Wes Anderson’s stop-motion animation version of Roald Dahl’s children’s classic Fantastic Mr Fox is stuffed full of the clever, quirky verbal and visual details and gags one has come to expect from the director of Rushmore, The Royal Tenenbaums and The Life Aquatic with Steve Zissou.
Yet to my mind, this cleverness and quirkiness don’t fit Dahl’s tale of a cunning fox outwitting a trio of local farmers – notwithstanding the care Anderson took to model the film’s locations on places in and around Dahl’s home in Great Missenden.
Undercutting this fidelity, the dashing Mr Fox (voiced by a characteristically suave George Clooney) and his family have been turned into an all-American family (his son, voiced by Jason Schwartzman, even attends what appears to be a US high school plonked in the middle of the Buckinghamshire countryside).

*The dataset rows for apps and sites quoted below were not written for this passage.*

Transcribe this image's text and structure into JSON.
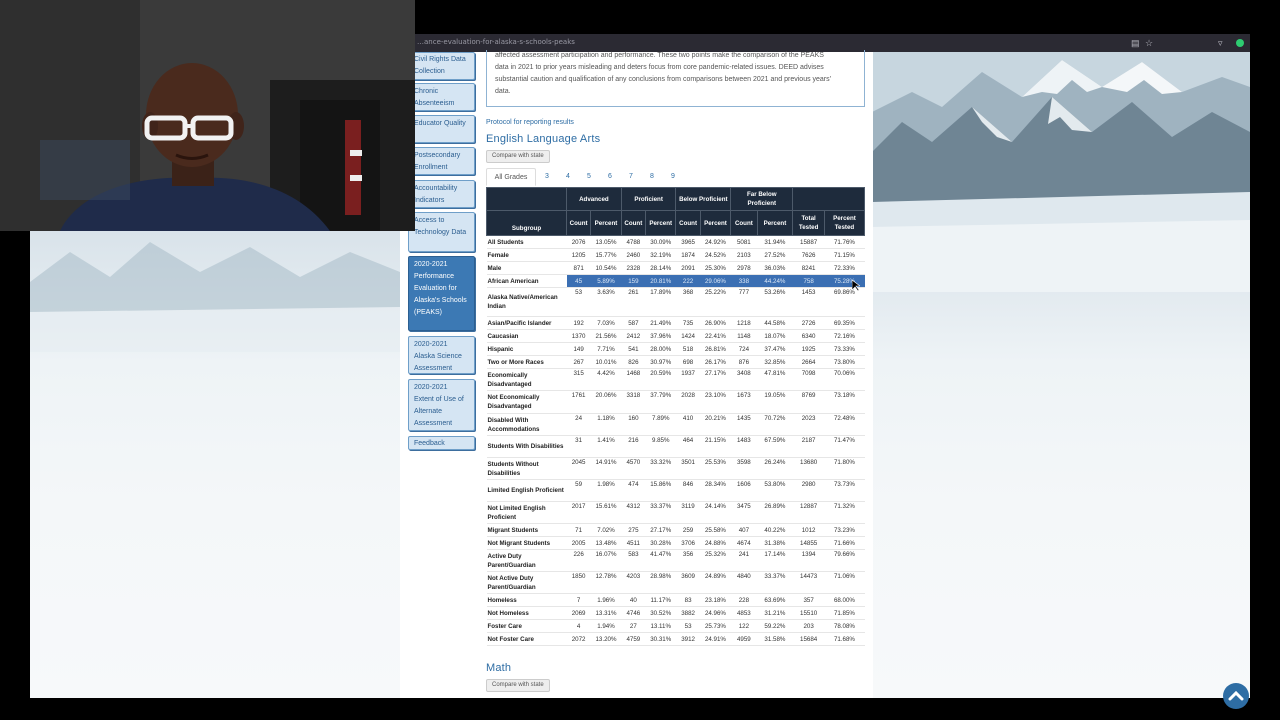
{
  "browser": {
    "url": "…ance-evaluation-for-alaska-s-schools-peaks"
  },
  "sidebar": {
    "items": [
      {
        "label": "Civil Rights Data Collection"
      },
      {
        "label": "Chronic Absenteeism"
      },
      {
        "label": "Educator Quality"
      },
      {
        "label": "Postsecondary Enrollment"
      },
      {
        "label": "Accountability Indicators"
      },
      {
        "label": "Access to Technology Data"
      },
      {
        "label": "2020-2021 Performance Evaluation for Alaska's Schools (PEAKS)",
        "active": true
      },
      {
        "label": "2020-2021 Alaska Science Assessment"
      },
      {
        "label": "2020-2021 Extent of Use of Alternate Assessment"
      },
      {
        "label": "Feedback"
      }
    ]
  },
  "notice": {
    "lines": [
      "affected assessment participation and performance. These two points make the comparison of the PEAKS",
      "data in 2021 to prior years misleading and deters focus from core pandemic-related issues. DEED advises",
      "substantial caution and qualification of any conclusions from comparisons between 2021 and previous years'",
      "data."
    ]
  },
  "protocol_link": "Protocol for reporting results",
  "ela": {
    "heading": "English Language Arts",
    "compare_button": "Compare with state",
    "tabs": [
      "All Grades",
      "3",
      "4",
      "5",
      "6",
      "7",
      "8",
      "9"
    ],
    "header_groups": [
      "Advanced",
      "Proficient",
      "Below Proficient",
      "Far Below Proficient"
    ],
    "columns": [
      "Subgroup",
      "Count",
      "Percent",
      "Count",
      "Percent",
      "Count",
      "Percent",
      "Count",
      "Percent",
      "Total Tested",
      "Percent Tested"
    ],
    "rows": [
      [
        "All Students",
        "2076",
        "13.05%",
        "4788",
        "30.09%",
        "3965",
        "24.92%",
        "5081",
        "31.94%",
        "15887",
        "71.76%"
      ],
      [
        "Female",
        "1205",
        "15.77%",
        "2460",
        "32.19%",
        "1874",
        "24.52%",
        "2103",
        "27.52%",
        "7626",
        "71.15%"
      ],
      [
        "Male",
        "871",
        "10.54%",
        "2328",
        "28.14%",
        "2091",
        "25.30%",
        "2978",
        "36.03%",
        "8241",
        "72.33%"
      ],
      [
        "African American",
        "45",
        "5.89%",
        "159",
        "20.81%",
        "222",
        "29.06%",
        "338",
        "44.24%",
        "758",
        "75.28%"
      ],
      [
        "Alaska Native/American Indian",
        "53",
        "3.63%",
        "261",
        "17.89%",
        "368",
        "25.22%",
        "777",
        "53.26%",
        "1453",
        "69.86%"
      ],
      [
        "Asian/Pacific Islander",
        "192",
        "7.03%",
        "587",
        "21.49%",
        "735",
        "26.90%",
        "1218",
        "44.58%",
        "2726",
        "69.35%"
      ],
      [
        "Caucasian",
        "1370",
        "21.56%",
        "2412",
        "37.96%",
        "1424",
        "22.41%",
        "1148",
        "18.07%",
        "6340",
        "72.16%"
      ],
      [
        "Hispanic",
        "149",
        "7.71%",
        "541",
        "28.00%",
        "518",
        "26.81%",
        "724",
        "37.47%",
        "1925",
        "73.33%"
      ],
      [
        "Two or More Races",
        "267",
        "10.01%",
        "826",
        "30.97%",
        "698",
        "26.17%",
        "876",
        "32.85%",
        "2664",
        "73.80%"
      ],
      [
        "Economically Disadvantaged",
        "315",
        "4.42%",
        "1468",
        "20.59%",
        "1937",
        "27.17%",
        "3408",
        "47.81%",
        "7098",
        "70.06%"
      ],
      [
        "Not Economically Disadvantaged",
        "1761",
        "20.06%",
        "3318",
        "37.79%",
        "2028",
        "23.10%",
        "1673",
        "19.05%",
        "8769",
        "73.18%"
      ],
      [
        "Disabled With Accommodations",
        "24",
        "1.18%",
        "160",
        "7.89%",
        "410",
        "20.21%",
        "1435",
        "70.72%",
        "2023",
        "72.48%"
      ],
      [
        "Students With Disabilities",
        "31",
        "1.41%",
        "216",
        "9.85%",
        "464",
        "21.15%",
        "1483",
        "67.59%",
        "2187",
        "71.47%"
      ],
      [
        "Students Without Disabilities",
        "2045",
        "14.91%",
        "4570",
        "33.32%",
        "3501",
        "25.53%",
        "3598",
        "26.24%",
        "13680",
        "71.80%"
      ],
      [
        "Limited English Proficient",
        "59",
        "1.98%",
        "474",
        "15.86%",
        "846",
        "28.34%",
        "1606",
        "53.80%",
        "2980",
        "73.73%"
      ],
      [
        "Not Limited English Proficient",
        "2017",
        "15.61%",
        "4312",
        "33.37%",
        "3119",
        "24.14%",
        "3475",
        "26.89%",
        "12887",
        "71.32%"
      ],
      [
        "Migrant Students",
        "71",
        "7.02%",
        "275",
        "27.17%",
        "259",
        "25.58%",
        "407",
        "40.22%",
        "1012",
        "73.23%"
      ],
      [
        "Not Migrant Students",
        "2005",
        "13.48%",
        "4511",
        "30.28%",
        "3706",
        "24.88%",
        "4674",
        "31.38%",
        "14855",
        "71.66%"
      ],
      [
        "Active Duty Parent/Guardian",
        "226",
        "16.07%",
        "583",
        "41.47%",
        "356",
        "25.32%",
        "241",
        "17.14%",
        "1394",
        "79.66%"
      ],
      [
        "Not Active Duty Parent/Guardian",
        "1850",
        "12.78%",
        "4203",
        "28.98%",
        "3609",
        "24.89%",
        "4840",
        "33.37%",
        "14473",
        "71.06%"
      ],
      [
        "Homeless",
        "7",
        "1.96%",
        "40",
        "11.17%",
        "83",
        "23.18%",
        "228",
        "63.69%",
        "357",
        "68.00%"
      ],
      [
        "Not Homeless",
        "2069",
        "13.31%",
        "4746",
        "30.52%",
        "3882",
        "24.96%",
        "4853",
        "31.21%",
        "15510",
        "71.85%"
      ],
      [
        "Foster Care",
        "4",
        "1.94%",
        "27",
        "13.11%",
        "53",
        "25.73%",
        "122",
        "59.22%",
        "203",
        "78.08%"
      ],
      [
        "Not Foster Care",
        "2072",
        "13.20%",
        "4759",
        "30.31%",
        "3912",
        "24.91%",
        "4959",
        "31.58%",
        "15684",
        "71.68%"
      ]
    ],
    "selected_row": 3
  },
  "math": {
    "heading": "Math",
    "compare_button": "Compare with state"
  },
  "colors": {
    "link": "#2e6da4",
    "table_header": "#1e2b3c",
    "selection": "#3b6fb3",
    "sidebar_active": "#3c79b4"
  }
}
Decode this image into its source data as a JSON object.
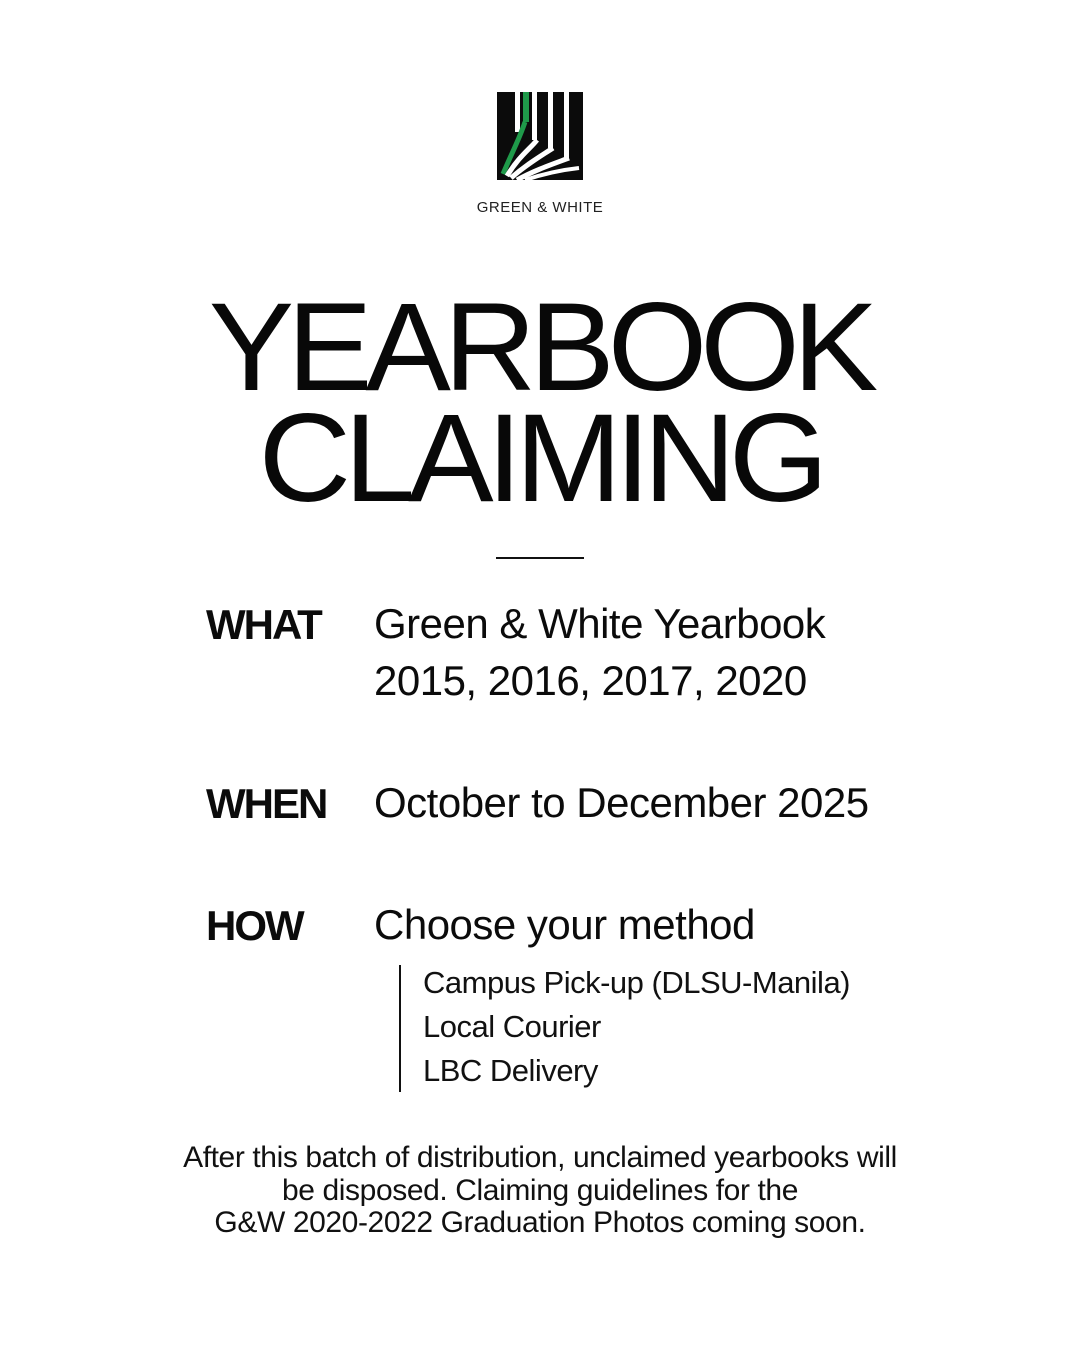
{
  "brand": {
    "logo_icon": "green-and-white-book-logo-icon",
    "name": "GREEN & WHITE",
    "colors": {
      "green": "#1f9a4a",
      "black": "#0b0b0b"
    }
  },
  "title": {
    "line1": "YEARBOOK",
    "line2": "CLAIMING"
  },
  "details": {
    "what": {
      "label": "WHAT",
      "line1": "Green & White Yearbook",
      "line2": "2015, 2016, 2017, 2020"
    },
    "when": {
      "label": "WHEN",
      "value": "October to December 2025"
    },
    "how": {
      "label": "HOW",
      "value": "Choose your method",
      "methods": [
        "Campus Pick-up (DLSU-Manila)",
        "Local Courier",
        "LBC Delivery"
      ]
    }
  },
  "footer": {
    "line1": "After this batch of distribution, unclaimed yearbooks will",
    "line2": "be disposed. Claiming guidelines for the",
    "line3": "G&W 2020-2022 Graduation Photos coming soon."
  }
}
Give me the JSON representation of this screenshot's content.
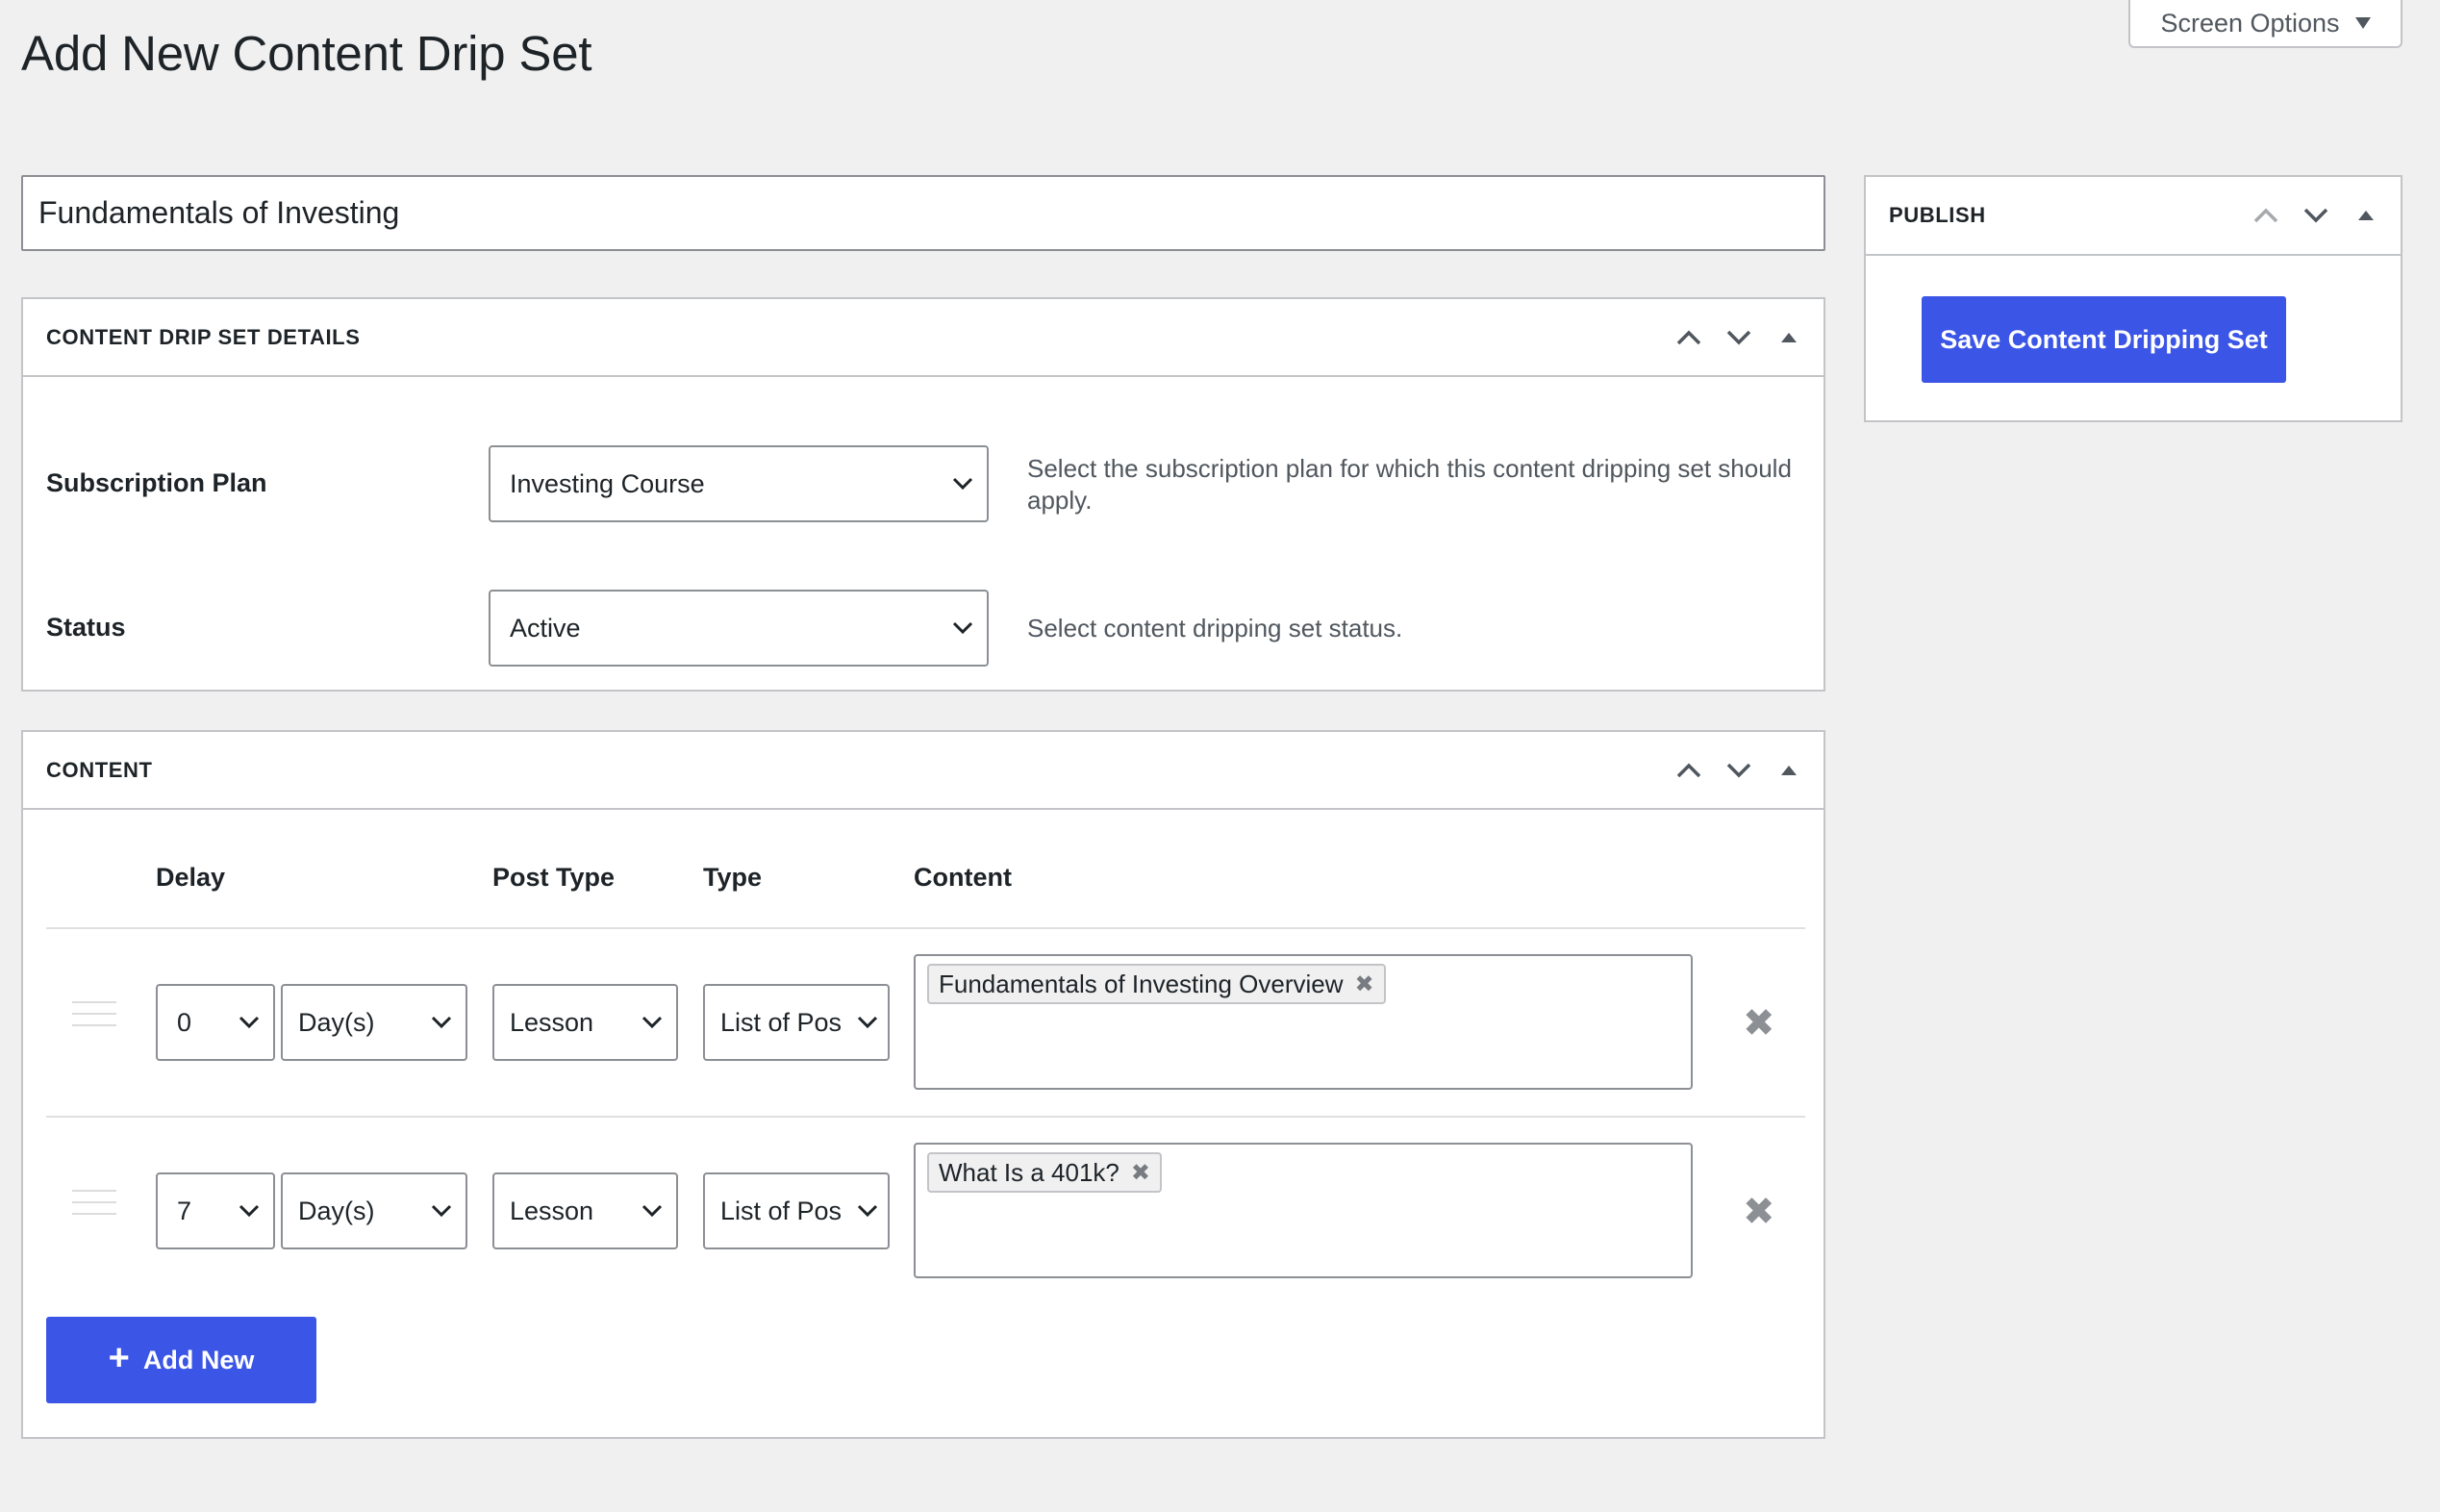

Indeed, all the animals – the story’s heroic, quick-witted good guys – are American, while the bad guys – the grasping, trigger-happy farmers (headed by Michael Gambon’s mean Mr Bean) – are all English.
So far, so typical of Hollywood. But Anderson also wants to turn his fox family into another version of the dysfunctional families that regularly pop up in his work – most recently in the squabbling siblings of The Darjeeling Limited. And this is where his adaptation really rubs against the grain of the original.
The film’s mix of faux naivety and real sophistication does have its charm and many viewers have been won over, including those who have nominated Fantastic Mr Fox for a Best Animated Film Oscar. Compared with the warmth and heart of fellow Academy Award nominee Up, however, Anderson’s movie seems smug and self-indulgent.
Released on 1st March.